Tax Tips for the Unemployed
At the end of 2010, 14.5 million people were unemployed; many more were out of work at one time or another throughout the year. As you start preparing your 2010 tax returns, here are a few things to keep in mind:
Unemployment benefits are taxable
In 2009, an exemption was given for the first $2,400 of unemployment benefits received. That break has expired for tax year 2010 so you’re going to need to budget accordingly (Form 1099-G will tell you how much unemployment you must report.). Also keep in mind that severance pay and accumulated sick leave or sick time are taxable as well.
Tapping retirement accounts early is costly
One of the first things people do when they’re out of work and need money is tap their retirement accounts. Raid the IRA, and with very few exceptions, you’ll be subject to a 10% early withdrawal penalty (if you are under the age of 59 1/2); 401(k) plans are subject to similar rules.
Job hunting expenses are tax deductible
Assuming you looked for a position in the same line of work in 2010, you can deduct all sorts of job-hunting costs — travel and transportation expenses to/from interviews, business cards, career counseling, the costs of preparing and copying your resume, and more. Granted, there are some caveats -expenses incurred by those seeking first-time employment are not deductible (sorry, recent grads!), you have to itemize, and all miscellaneous deductions must exceed 2% of your adjusted gross income – but you get this break even if the job search was unsuccessful.
Take credit(s!) where credit is due
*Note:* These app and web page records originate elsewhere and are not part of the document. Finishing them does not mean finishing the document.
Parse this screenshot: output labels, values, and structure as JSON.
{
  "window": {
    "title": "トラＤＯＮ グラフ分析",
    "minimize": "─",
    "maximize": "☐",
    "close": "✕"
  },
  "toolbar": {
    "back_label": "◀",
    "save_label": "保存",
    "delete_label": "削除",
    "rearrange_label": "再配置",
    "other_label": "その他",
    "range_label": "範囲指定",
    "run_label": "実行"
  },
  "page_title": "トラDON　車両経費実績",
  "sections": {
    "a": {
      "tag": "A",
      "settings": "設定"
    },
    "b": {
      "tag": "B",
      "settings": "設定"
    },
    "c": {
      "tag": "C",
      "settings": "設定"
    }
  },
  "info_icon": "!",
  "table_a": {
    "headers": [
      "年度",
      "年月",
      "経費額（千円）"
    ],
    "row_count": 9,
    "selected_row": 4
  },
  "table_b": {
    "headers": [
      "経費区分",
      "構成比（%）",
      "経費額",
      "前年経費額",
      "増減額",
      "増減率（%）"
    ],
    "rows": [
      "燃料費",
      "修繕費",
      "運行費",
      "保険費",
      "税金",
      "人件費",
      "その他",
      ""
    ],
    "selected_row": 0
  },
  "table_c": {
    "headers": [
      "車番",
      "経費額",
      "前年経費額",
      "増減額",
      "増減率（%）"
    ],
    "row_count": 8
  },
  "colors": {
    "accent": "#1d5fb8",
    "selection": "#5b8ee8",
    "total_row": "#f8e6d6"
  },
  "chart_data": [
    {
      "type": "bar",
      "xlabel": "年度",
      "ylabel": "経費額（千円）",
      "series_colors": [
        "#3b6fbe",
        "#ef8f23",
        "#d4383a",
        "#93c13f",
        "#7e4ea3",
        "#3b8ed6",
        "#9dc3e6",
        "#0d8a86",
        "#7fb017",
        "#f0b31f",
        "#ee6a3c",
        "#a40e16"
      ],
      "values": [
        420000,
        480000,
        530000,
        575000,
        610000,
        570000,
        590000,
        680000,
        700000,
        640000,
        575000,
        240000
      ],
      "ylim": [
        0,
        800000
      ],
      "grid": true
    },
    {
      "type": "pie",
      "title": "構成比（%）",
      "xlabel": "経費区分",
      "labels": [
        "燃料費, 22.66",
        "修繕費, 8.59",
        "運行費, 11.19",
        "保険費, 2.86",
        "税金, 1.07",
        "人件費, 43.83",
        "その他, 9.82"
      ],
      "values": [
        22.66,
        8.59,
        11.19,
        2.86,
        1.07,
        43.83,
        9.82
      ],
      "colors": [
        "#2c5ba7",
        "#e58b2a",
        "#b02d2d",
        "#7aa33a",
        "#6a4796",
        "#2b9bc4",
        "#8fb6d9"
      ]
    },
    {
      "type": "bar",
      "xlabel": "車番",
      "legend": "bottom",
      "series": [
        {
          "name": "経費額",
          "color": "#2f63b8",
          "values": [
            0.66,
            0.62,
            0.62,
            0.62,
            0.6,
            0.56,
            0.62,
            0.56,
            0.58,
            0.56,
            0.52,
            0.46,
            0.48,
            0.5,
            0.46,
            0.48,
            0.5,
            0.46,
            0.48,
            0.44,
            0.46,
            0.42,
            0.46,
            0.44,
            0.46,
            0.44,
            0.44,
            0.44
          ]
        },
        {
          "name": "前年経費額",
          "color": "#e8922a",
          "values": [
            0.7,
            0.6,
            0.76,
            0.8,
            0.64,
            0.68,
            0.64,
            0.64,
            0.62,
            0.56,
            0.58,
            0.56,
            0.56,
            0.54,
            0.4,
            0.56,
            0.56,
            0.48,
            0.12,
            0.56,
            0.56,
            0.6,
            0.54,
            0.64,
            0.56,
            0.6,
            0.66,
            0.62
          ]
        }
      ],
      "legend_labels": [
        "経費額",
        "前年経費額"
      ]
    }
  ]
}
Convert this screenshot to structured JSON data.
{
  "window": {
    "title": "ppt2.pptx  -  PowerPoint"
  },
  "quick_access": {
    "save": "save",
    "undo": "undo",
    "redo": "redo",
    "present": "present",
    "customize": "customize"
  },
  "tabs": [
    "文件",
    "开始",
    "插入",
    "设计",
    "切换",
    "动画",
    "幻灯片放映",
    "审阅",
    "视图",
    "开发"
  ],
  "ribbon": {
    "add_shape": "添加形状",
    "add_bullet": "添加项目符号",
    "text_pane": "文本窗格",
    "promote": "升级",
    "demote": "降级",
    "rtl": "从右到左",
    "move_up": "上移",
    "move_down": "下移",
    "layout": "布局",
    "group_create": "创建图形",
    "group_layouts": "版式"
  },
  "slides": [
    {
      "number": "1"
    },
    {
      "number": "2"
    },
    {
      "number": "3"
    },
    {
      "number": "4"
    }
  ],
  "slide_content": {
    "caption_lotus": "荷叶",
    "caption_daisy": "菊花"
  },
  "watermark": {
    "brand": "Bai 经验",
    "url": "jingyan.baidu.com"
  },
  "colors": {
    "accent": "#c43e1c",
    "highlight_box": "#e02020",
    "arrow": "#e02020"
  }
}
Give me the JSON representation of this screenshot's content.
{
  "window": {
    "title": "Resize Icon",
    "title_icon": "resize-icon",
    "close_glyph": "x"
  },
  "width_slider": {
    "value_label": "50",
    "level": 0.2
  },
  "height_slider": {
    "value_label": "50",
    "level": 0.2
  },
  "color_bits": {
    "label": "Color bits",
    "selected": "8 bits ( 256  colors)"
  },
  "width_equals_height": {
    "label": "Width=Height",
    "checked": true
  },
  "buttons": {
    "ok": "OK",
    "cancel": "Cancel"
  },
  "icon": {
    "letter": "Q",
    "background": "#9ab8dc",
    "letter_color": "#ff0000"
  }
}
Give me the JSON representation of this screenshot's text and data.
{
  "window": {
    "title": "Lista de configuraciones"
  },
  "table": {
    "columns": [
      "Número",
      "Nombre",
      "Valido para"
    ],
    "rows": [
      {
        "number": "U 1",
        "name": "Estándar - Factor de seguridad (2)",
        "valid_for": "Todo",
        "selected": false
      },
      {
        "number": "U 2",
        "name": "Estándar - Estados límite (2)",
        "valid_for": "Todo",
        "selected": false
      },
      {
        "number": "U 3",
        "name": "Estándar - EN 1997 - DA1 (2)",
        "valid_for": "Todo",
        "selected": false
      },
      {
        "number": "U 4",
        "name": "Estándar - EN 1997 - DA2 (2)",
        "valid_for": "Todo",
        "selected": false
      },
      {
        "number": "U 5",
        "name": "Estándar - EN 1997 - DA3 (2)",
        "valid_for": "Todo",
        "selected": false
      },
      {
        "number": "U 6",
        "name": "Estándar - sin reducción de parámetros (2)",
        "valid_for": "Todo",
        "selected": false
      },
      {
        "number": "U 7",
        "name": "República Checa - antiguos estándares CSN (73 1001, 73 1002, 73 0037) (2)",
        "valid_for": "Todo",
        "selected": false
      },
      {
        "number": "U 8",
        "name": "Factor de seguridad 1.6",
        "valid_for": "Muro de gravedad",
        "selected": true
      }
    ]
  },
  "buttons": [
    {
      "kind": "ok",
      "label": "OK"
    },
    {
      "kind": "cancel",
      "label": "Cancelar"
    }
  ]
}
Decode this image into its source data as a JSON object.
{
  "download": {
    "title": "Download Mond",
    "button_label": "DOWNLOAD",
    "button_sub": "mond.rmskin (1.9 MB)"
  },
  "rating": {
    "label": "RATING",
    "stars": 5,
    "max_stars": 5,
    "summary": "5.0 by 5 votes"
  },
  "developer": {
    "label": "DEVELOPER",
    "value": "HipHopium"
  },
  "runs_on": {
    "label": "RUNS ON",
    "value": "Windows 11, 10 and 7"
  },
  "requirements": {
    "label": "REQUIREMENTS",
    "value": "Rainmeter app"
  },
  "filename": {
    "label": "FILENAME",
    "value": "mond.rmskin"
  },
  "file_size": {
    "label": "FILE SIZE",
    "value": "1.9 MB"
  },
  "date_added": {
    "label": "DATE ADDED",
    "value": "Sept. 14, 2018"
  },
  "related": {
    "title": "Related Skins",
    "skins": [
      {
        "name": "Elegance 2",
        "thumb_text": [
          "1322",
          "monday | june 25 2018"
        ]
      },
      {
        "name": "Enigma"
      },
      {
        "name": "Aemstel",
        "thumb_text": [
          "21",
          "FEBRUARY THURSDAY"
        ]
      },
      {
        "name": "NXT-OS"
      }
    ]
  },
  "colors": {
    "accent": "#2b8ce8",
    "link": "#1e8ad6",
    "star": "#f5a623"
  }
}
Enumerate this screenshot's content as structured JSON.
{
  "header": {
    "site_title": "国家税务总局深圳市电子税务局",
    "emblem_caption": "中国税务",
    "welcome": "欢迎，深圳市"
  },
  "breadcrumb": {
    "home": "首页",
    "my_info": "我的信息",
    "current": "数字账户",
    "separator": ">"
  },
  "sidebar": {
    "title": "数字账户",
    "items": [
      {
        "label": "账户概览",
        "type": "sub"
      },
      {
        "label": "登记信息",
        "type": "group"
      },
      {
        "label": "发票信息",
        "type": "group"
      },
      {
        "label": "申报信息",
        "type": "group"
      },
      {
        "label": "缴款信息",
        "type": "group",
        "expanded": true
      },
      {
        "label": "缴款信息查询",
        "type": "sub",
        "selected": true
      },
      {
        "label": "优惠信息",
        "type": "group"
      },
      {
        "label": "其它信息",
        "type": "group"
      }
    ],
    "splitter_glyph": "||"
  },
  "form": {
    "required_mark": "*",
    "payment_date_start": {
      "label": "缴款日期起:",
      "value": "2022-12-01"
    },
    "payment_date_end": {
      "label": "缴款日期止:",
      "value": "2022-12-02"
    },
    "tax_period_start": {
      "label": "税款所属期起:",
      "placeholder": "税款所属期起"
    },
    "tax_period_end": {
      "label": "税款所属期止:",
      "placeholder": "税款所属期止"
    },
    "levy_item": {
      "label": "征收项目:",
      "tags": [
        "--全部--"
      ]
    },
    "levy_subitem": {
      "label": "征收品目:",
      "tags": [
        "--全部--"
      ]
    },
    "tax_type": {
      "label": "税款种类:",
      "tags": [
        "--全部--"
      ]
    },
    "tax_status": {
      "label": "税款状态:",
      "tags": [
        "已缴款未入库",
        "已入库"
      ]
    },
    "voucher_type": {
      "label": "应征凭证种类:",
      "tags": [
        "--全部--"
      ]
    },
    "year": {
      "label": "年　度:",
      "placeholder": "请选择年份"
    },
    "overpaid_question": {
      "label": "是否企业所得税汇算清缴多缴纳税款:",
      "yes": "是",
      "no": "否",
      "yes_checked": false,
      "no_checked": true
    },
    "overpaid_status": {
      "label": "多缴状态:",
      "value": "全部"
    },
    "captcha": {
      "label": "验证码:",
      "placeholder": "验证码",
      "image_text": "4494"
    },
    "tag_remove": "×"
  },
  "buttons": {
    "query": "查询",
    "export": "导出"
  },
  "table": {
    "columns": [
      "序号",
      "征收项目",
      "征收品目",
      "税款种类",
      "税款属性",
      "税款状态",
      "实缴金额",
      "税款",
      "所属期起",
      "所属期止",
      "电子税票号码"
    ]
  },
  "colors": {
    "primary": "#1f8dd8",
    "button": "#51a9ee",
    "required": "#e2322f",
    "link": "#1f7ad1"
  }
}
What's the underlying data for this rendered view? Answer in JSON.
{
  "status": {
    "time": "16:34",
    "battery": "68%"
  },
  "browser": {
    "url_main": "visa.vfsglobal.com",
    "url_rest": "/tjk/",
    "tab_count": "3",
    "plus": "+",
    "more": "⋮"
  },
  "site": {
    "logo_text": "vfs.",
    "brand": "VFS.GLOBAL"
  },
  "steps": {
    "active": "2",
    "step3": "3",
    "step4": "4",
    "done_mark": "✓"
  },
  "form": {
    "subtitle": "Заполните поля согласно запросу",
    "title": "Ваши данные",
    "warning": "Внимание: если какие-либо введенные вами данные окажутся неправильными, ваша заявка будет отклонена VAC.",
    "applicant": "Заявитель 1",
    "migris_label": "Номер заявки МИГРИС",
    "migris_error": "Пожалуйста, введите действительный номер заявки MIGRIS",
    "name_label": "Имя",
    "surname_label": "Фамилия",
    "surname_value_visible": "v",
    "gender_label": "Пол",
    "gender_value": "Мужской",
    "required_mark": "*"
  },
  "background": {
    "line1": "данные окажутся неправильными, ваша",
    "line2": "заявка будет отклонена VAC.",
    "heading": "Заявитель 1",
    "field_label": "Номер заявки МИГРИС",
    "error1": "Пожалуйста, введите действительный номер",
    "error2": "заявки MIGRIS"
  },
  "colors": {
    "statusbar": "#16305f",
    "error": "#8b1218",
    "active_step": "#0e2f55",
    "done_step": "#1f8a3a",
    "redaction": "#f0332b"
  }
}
Did you go back to school in 2010? Were you out of work much of the year? There are a number of tax credits that may apply to your situation. Among them: the American Opportunity credit (up to $2,500) for those who were working toward a degree in 2010; the Lifetime Learning credit (up to $2,000) for those who took classes last year to acquire or improve job skills; the Earned Income Tax Credit for low-to-moderate wage earners; and the lesser known Saver’s tax credit (up to $1,000). If you earned $27,750 or less ($55,500 for married filing jointly) and deposited money into an IRA 401(k) plan or other retirement program during the year, you may qualify for it.